Task » Below are some entries. Copy each line in them that holds "artist".

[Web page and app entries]
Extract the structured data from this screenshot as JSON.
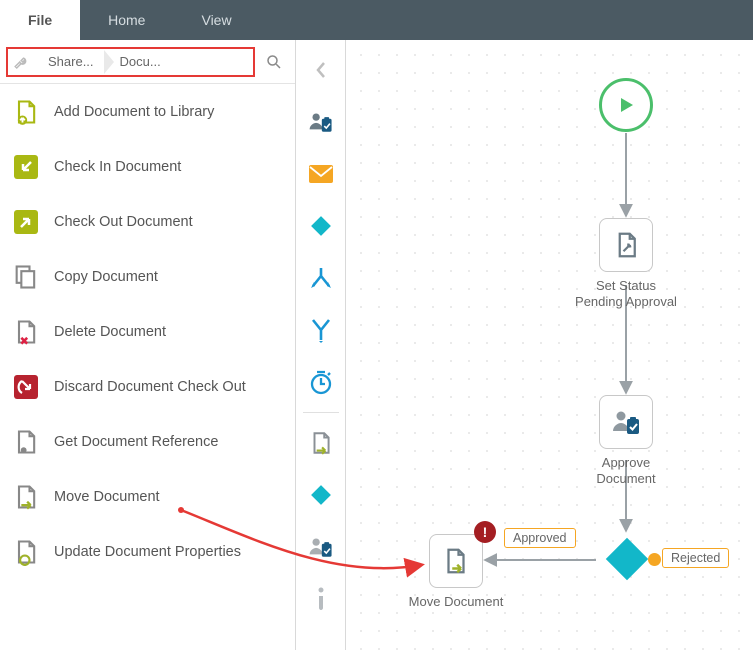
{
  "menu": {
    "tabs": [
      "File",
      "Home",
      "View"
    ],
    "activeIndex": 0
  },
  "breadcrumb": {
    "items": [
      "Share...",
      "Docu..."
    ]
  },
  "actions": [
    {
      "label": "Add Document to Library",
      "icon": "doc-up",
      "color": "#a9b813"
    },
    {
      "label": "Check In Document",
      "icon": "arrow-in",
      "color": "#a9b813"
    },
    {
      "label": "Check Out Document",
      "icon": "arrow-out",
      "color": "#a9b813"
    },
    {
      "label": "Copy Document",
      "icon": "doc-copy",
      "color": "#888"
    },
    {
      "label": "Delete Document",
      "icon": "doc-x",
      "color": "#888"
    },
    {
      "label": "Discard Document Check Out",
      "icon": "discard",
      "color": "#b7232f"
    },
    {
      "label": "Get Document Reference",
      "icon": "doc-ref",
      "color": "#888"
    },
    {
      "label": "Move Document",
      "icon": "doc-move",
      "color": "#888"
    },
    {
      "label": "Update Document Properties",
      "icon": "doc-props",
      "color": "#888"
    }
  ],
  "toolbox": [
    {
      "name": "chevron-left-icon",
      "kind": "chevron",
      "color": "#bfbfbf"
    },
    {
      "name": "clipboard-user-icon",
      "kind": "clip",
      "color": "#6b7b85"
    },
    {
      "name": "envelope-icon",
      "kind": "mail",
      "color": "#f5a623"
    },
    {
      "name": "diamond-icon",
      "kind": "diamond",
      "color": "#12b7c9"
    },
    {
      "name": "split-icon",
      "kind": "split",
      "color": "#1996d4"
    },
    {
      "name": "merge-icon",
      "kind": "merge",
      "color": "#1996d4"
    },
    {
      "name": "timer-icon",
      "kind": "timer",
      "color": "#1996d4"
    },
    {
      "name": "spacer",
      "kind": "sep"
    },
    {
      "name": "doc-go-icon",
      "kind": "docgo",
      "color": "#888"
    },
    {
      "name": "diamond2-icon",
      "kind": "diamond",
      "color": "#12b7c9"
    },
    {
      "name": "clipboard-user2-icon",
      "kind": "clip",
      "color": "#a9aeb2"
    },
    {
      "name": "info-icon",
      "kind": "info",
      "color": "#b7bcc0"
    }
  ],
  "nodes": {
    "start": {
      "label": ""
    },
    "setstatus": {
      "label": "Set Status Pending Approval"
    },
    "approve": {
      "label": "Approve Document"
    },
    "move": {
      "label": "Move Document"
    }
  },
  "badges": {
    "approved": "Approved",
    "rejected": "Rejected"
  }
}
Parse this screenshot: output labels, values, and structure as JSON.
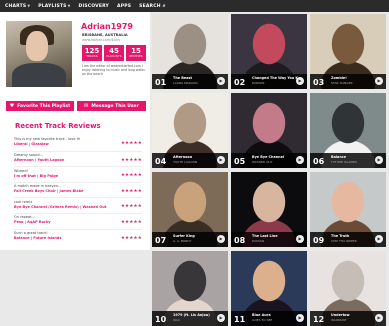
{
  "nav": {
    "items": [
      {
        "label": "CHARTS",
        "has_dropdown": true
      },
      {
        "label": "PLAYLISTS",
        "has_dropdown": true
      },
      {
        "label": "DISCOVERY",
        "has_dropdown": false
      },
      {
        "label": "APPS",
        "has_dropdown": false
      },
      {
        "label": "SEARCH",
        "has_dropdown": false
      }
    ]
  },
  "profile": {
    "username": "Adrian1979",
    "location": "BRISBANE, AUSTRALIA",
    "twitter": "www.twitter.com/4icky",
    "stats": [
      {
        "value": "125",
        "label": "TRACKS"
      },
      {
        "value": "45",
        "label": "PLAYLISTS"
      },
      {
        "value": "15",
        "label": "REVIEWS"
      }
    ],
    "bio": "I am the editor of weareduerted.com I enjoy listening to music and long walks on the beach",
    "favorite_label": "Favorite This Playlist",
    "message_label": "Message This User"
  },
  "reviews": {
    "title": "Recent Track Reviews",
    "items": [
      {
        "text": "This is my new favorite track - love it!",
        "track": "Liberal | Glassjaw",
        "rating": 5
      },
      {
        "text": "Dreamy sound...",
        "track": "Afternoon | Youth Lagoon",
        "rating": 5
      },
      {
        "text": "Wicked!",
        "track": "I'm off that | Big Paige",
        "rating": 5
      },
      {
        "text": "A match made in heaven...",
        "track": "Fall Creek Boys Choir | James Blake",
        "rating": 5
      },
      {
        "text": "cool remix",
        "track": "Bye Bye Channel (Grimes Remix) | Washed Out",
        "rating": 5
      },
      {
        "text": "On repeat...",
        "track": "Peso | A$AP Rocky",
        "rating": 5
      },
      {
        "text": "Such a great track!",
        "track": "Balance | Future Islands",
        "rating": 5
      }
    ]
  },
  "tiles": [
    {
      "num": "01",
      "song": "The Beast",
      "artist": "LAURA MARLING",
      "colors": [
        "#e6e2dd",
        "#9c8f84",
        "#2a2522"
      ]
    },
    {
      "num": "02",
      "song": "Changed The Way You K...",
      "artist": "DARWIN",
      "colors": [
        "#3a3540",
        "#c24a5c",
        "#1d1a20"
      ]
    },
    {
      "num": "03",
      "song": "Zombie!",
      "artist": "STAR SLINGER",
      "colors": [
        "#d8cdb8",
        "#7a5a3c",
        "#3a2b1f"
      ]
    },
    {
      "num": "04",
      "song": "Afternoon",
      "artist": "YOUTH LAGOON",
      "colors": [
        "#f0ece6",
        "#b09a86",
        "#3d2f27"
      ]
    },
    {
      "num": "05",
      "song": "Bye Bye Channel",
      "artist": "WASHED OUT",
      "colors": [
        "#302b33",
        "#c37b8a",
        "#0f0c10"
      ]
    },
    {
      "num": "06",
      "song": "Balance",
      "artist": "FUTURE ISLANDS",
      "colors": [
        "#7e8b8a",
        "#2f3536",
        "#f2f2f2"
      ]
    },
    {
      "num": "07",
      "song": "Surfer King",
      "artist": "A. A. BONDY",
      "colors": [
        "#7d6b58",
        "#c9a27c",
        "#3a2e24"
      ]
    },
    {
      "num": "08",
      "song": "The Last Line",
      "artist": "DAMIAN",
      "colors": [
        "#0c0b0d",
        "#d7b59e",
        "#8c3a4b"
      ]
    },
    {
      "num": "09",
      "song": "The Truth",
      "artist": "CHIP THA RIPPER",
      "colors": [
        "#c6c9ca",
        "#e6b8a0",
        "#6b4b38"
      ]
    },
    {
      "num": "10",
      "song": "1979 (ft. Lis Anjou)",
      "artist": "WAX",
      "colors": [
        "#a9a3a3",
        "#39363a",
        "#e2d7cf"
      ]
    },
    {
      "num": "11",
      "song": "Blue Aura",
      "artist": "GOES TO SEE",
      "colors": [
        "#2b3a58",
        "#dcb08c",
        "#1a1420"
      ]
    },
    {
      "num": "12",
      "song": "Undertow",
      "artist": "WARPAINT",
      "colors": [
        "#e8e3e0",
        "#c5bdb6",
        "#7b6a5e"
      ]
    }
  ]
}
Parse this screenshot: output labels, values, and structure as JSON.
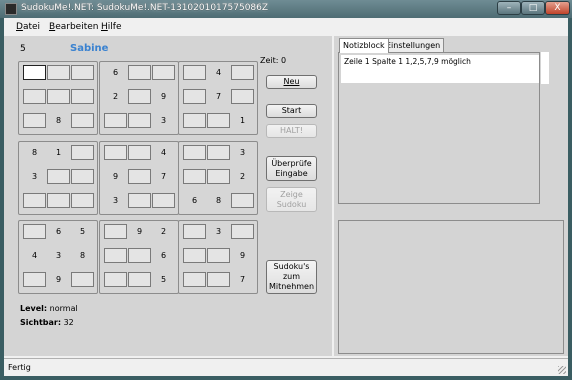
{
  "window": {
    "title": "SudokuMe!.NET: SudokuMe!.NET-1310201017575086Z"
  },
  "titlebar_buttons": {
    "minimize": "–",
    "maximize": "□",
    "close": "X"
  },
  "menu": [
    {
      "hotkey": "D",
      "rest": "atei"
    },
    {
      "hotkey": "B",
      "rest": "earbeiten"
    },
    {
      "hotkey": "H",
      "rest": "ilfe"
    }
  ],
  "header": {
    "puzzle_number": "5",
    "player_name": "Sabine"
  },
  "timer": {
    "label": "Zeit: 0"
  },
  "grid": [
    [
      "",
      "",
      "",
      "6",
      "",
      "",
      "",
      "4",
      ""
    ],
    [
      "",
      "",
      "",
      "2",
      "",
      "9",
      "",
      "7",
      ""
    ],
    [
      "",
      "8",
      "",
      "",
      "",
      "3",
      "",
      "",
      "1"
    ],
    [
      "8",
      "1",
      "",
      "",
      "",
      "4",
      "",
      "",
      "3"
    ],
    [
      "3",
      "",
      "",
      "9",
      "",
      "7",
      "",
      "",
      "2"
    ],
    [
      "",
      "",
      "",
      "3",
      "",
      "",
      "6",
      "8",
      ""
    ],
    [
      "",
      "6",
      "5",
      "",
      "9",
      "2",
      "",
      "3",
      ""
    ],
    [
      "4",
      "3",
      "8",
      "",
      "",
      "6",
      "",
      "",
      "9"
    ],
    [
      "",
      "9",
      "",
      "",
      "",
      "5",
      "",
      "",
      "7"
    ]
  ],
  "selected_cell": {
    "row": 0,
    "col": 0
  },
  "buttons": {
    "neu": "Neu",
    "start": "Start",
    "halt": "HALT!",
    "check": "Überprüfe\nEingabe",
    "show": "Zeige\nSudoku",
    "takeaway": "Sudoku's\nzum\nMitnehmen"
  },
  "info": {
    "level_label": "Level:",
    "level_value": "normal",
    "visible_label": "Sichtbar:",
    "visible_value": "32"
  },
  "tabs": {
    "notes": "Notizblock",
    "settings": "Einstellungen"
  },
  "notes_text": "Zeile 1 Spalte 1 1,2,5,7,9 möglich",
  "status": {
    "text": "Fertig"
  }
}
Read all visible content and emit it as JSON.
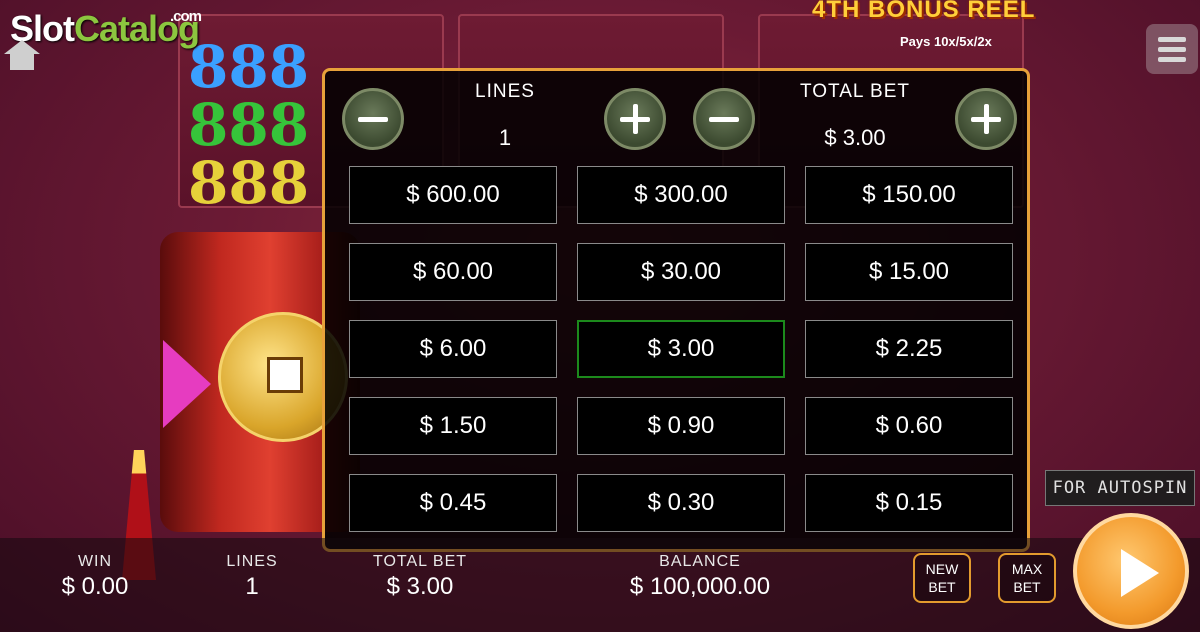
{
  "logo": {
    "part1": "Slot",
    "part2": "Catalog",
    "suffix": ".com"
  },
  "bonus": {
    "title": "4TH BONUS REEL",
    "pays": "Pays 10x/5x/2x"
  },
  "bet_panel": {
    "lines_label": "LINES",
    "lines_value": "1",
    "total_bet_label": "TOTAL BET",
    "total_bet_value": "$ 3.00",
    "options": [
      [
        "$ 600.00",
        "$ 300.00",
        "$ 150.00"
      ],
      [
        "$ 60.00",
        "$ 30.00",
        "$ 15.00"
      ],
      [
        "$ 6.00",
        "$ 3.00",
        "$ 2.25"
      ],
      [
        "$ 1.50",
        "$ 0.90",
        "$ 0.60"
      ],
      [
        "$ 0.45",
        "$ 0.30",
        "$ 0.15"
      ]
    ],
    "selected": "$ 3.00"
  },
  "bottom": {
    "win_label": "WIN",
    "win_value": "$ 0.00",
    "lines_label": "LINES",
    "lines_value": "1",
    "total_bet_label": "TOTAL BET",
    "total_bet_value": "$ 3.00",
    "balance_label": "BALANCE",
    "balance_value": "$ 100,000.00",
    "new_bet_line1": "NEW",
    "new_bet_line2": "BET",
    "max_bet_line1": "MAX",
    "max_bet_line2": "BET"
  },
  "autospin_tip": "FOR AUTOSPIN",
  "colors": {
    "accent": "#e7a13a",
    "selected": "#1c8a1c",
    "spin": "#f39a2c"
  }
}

Task response »
      "artist": "LAURA MARLING",
      "artist": "DARWIN",
      "artist": "STAR SLINGER",
      "artist": "YOUTH LAGOON",
      "artist": "WASHED OUT",
      "artist": "FUTURE ISLANDS",
      "artist": "A. A. BONDY",
      "artist": "DAMIAN",
      "artist": "CHIP THA RIPPER",
      "artist": "WAX",
      "artist": "GOES TO SEE",
      "artist": "WARPAINT",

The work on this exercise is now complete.